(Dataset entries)
════════════════════
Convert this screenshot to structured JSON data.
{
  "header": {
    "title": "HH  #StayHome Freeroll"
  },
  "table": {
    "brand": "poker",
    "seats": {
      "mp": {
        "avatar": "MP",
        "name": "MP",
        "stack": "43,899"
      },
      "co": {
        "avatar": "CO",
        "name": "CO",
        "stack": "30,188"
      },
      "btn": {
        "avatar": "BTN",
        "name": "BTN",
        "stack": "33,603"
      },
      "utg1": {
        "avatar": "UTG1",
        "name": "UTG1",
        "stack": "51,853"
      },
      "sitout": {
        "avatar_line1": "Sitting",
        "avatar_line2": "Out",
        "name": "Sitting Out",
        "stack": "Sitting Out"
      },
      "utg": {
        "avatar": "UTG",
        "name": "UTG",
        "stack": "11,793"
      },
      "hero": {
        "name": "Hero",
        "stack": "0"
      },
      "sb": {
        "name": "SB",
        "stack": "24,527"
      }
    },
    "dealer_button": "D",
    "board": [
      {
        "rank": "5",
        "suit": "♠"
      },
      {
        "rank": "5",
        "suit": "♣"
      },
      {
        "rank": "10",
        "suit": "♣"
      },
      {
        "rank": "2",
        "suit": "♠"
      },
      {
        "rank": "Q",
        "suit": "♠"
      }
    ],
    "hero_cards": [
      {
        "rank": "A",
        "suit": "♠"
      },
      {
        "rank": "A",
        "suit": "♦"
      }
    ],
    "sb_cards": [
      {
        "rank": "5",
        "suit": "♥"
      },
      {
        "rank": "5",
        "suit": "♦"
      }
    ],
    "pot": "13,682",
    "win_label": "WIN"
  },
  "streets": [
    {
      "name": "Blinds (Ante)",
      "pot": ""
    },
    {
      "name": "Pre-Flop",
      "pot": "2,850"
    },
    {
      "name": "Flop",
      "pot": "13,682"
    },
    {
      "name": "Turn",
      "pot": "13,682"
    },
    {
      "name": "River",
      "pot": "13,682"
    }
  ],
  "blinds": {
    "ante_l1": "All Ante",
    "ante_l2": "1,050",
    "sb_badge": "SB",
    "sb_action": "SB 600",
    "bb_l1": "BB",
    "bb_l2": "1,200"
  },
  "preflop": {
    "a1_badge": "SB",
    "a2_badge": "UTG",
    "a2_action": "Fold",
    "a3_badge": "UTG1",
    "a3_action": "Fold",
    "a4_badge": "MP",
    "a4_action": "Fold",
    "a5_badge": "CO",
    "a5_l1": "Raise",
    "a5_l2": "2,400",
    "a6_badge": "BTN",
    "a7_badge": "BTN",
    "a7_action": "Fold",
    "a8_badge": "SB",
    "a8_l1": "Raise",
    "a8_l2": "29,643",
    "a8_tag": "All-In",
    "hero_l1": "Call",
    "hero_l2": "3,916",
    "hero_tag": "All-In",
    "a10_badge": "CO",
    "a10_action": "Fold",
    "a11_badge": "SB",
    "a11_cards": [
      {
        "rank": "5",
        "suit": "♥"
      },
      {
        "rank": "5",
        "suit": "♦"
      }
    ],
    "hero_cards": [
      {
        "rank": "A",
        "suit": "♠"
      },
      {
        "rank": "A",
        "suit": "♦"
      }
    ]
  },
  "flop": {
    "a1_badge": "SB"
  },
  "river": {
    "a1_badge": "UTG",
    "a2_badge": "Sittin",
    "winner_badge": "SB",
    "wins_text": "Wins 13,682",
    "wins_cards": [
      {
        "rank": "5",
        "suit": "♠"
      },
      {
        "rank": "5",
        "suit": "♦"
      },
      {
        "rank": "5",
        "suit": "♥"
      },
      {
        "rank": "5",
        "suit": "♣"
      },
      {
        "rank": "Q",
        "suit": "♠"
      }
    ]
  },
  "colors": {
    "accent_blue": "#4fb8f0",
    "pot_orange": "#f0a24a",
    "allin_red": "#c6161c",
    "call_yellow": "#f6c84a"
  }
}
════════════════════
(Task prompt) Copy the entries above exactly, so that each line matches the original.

(Solution)
Convert this screenshot to structured JSON data.
{
  "header": {
    "title": "HH  #StayHome Freeroll"
  },
  "table": {
    "brand": "poker",
    "seats": {
      "mp": {
        "avatar": "MP",
        "name": "MP",
        "stack": "43,899"
      },
      "co": {
        "avatar": "CO",
        "name": "CO",
        "stack": "30,188"
      },
      "btn": {
        "avatar": "BTN",
        "name": "BTN",
        "stack": "33,603"
      },
      "utg1": {
        "avatar": "UTG1",
        "name": "UTG1",
        "stack": "51,853"
      },
      "sitout": {
        "avatar_line1": "Sitting",
        "avatar_line2": "Out",
        "name": "Sitting Out",
        "stack": "Sitting Out"
      },
      "utg": {
        "avatar": "UTG",
        "name": "UTG",
        "stack": "11,793"
      },
      "hero": {
        "name": "Hero",
        "stack": "0"
      },
      "sb": {
        "name": "SB",
        "stack": "24,527"
      }
    },
    "dealer_button": "D",
    "board": [
      {
        "rank": "5",
        "suit": "♠"
      },
      {
        "rank": "5",
        "suit": "♣"
      },
      {
        "rank": "10",
        "suit": "♣"
      },
      {
        "rank": "2",
        "suit": "♠"
      },
      {
        "rank": "Q",
        "suit": "♠"
      }
    ],
    "hero_cards": [
      {
        "rank": "A",
        "suit": "♠"
      },
      {
        "rank": "A",
        "suit": "♦"
      }
    ],
    "sb_cards": [
      {
        "rank": "5",
        "suit": "♥"
      },
      {
        "rank": "5",
        "suit": "♦"
      }
    ],
    "pot": "13,682",
    "win_label": "WIN"
  },
  "streets": [
    {
      "name": "Blinds (Ante)",
      "pot": ""
    },
    {
      "name": "Pre-Flop",
      "pot": "2,850"
    },
    {
      "name": "Flop",
      "pot": "13,682"
    },
    {
      "name": "Turn",
      "pot": "13,682"
    },
    {
      "name": "River",
      "pot": "13,682"
    }
  ],
  "blinds": {
    "ante_l1": "All Ante",
    "ante_l2": "1,050",
    "sb_badge": "SB",
    "sb_action": "SB 600",
    "bb_l1": "BB",
    "bb_l2": "1,200"
  },
  "preflop": {
    "a1_badge": "SB",
    "a2_badge": "UTG",
    "a2_action": "Fold",
    "a3_badge": "UTG1",
    "a3_action": "Fold",
    "a4_badge": "MP",
    "a4_action": "Fold",
    "a5_badge": "CO",
    "a5_l1": "Raise",
    "a5_l2": "2,400",
    "a6_badge": "BTN",
    "a7_badge": "BTN",
    "a7_action": "Fold",
    "a8_badge": "SB",
    "a8_l1": "Raise",
    "a8_l2": "29,643",
    "a8_tag": "All-In",
    "hero_l1": "Call",
    "hero_l2": "3,916",
    "hero_tag": "All-In",
    "a10_badge": "CO",
    "a10_action": "Fold",
    "a11_badge": "SB",
    "a11_cards": [
      {
        "rank": "5",
        "suit": "♥"
      },
      {
        "rank": "5",
        "suit": "♦"
      }
    ],
    "hero_cards": [
      {
        "rank": "A",
        "suit": "♠"
      },
      {
        "rank": "A",
        "suit": "♦"
      }
    ]
  },
  "flop": {
    "a1_badge": "SB"
  },
  "river": {
    "a1_badge": "UTG",
    "a2_badge": "Sittin",
    "winner_badge": "SB",
    "wins_text": "Wins 13,682",
    "wins_cards": [
      {
        "rank": "5",
        "suit": "♠"
      },
      {
        "rank": "5",
        "suit": "♦"
      },
      {
        "rank": "5",
        "suit": "♥"
      },
      {
        "rank": "5",
        "suit": "♣"
      },
      {
        "rank": "Q",
        "suit": "♠"
      }
    ]
  },
  "colors": {
    "accent_blue": "#4fb8f0",
    "pot_orange": "#f0a24a",
    "allin_red": "#c6161c",
    "call_yellow": "#f6c84a"
  }
}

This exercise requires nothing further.